Just over five years ago, I stood with a group of early childhood educators and United Voice members in one of the many gardens at Parliament House, and listened to these words from the man who would become Australia’s Opposition Leader.
“It is no longer enough, I think, for Australia to rely upon the emotional, the intellectual and indeed the physical efforts of Australia’s childcare workers and not adequately remunerate them.
“It is no longer enough, in Australia, that we say to marvellous professional childcare workers, for whom we entrust the development and the safety of our children and for whom these people commit emotionally to our kids every day and to say that there’s nothing that can be done about your low level of remuneration.”
Despite only making up 3.9% of the early childhood educator workforce in “long day care” settings, men account for 54% of top leadership roles.
This has been tough to write, and has taken me many months of thinking to put down. I know that the words I write here will be misinterpreted, misunderstood, or even seen as some sort of grandstanding or attention-seeking.
I can’t help any of that, but I need to quickly say these things.
Over the last couple of years I have turned down opportunities to speak or write about challenges for men working in early childhood.
I want to explain why, and why I will continue to do so.

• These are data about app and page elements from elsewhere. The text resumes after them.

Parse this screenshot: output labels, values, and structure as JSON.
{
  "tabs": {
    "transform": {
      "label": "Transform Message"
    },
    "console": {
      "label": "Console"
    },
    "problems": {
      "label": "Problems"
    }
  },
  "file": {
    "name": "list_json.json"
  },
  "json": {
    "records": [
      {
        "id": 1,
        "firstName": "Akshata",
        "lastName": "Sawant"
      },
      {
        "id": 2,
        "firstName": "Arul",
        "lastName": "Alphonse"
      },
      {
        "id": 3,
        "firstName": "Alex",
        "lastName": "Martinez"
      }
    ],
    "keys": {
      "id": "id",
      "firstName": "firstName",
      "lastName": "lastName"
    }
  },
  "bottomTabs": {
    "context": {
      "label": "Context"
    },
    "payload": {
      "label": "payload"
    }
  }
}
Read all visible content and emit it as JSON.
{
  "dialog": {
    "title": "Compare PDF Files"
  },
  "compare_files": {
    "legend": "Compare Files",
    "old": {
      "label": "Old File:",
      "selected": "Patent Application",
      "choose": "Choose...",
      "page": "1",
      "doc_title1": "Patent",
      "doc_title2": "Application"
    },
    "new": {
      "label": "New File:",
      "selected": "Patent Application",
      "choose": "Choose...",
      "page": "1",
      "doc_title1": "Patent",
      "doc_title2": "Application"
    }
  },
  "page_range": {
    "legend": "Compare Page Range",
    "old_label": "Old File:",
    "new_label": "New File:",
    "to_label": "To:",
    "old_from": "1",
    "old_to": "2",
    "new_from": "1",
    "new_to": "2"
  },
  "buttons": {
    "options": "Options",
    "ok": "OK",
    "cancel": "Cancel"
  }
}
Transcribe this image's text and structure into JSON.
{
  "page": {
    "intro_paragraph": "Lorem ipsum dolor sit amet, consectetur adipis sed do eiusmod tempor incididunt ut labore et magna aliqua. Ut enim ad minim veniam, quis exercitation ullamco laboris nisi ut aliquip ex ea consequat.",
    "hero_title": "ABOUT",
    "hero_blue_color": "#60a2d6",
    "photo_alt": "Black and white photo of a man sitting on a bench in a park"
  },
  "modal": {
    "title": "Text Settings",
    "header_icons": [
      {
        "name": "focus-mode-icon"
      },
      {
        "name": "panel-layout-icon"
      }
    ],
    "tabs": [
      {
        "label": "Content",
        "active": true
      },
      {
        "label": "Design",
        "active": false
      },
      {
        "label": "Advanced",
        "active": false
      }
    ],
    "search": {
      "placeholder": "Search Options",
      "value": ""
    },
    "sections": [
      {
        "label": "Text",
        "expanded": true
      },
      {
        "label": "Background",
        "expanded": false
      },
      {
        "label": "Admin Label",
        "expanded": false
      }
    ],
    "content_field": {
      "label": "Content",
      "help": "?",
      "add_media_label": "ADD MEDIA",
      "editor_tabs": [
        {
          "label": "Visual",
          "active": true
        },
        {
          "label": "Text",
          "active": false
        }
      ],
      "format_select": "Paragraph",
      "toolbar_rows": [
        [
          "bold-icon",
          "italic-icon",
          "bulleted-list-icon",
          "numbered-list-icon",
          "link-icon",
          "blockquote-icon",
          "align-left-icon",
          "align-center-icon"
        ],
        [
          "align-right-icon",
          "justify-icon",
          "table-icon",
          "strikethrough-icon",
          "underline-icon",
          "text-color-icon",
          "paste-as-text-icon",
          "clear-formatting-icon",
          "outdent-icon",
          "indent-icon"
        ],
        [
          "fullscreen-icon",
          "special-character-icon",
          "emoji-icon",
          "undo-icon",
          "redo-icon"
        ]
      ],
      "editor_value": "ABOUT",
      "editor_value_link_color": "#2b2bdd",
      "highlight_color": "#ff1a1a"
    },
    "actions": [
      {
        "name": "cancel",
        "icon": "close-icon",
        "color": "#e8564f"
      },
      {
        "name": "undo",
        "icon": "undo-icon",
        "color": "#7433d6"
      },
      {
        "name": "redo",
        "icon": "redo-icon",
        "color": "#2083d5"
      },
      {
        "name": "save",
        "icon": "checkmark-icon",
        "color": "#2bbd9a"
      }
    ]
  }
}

I’ve talked pretty endlessly on this blog, and on the Early Education Show podcast, about my concerns about the Federal Government’s new Child Care Package (formally known as the Jobs for Families Package, which tells you quite succinctly everything you need to know about these reforms). They’re bad for children, they’re bad for the sector, and the sector should not have supported them in any way.
As we heave ourselves over the line into 2018, the year that will see the introduction of this new legislation, I wanted to highlight an issue I am worried is not getting anywhere near enough attention.
The things that are easiest to see aren’t usually the things that matter most for kids. An alphabet sign on the wall doesn’t mean kids are really engaging with reading and learning. A daily email with a photograph of your daughter is nice to have, but it doesn’t tell you much about whether the teachers are talking to her in a supportive way or sparking her curiosity about science.
– Suzanne Bouffard, The Most Important Year: Pre-Kindergarten and the Future of Our Children
I’m slowly making my way through Suzanne Bouffard’s excellent new book on how early education is becoming a bigger and bigger issue in the United States, and the passage above really stood out. It’s early on in the book, and Bouffard is discussing how quality early learning environments can be challenging to explain to families. They have pre-existing ideas of what children’s spaces should be, and are naturally more inclined to just accept things that celebrate their individual child like lovely photos.
Losing an advocacy battle is hard. When the Jobs for Families (JFF) legislation was passed in February this year, I was devastated. Despite spending over a year arguing my hardest that this package would fundamentally undermine children’s right to access early education, the package passed. From July 2018, the children in our country most at risk of vulnerability and with the most to gain from high-quality early learning will be locked out.
I realised this week that there might be something even harder – losing a battle we didn’t even know we were fighting.
45 children still remain in some form of detention on Nauru and on mainland Australia. What we have done to these children will haunt them for the remainder of their lives.
I am not one of those courageous few who devote their every day to changing those facts. People in organisations like Save the Children, the Asylum Seeker Resource Centre and others.
I work in early childhood, and I write. I’m incredibly privileged and fortunate in every area of my life. I have no idea if my writing can help, but I would like to make a small gesture – even if a gesture is all it will be.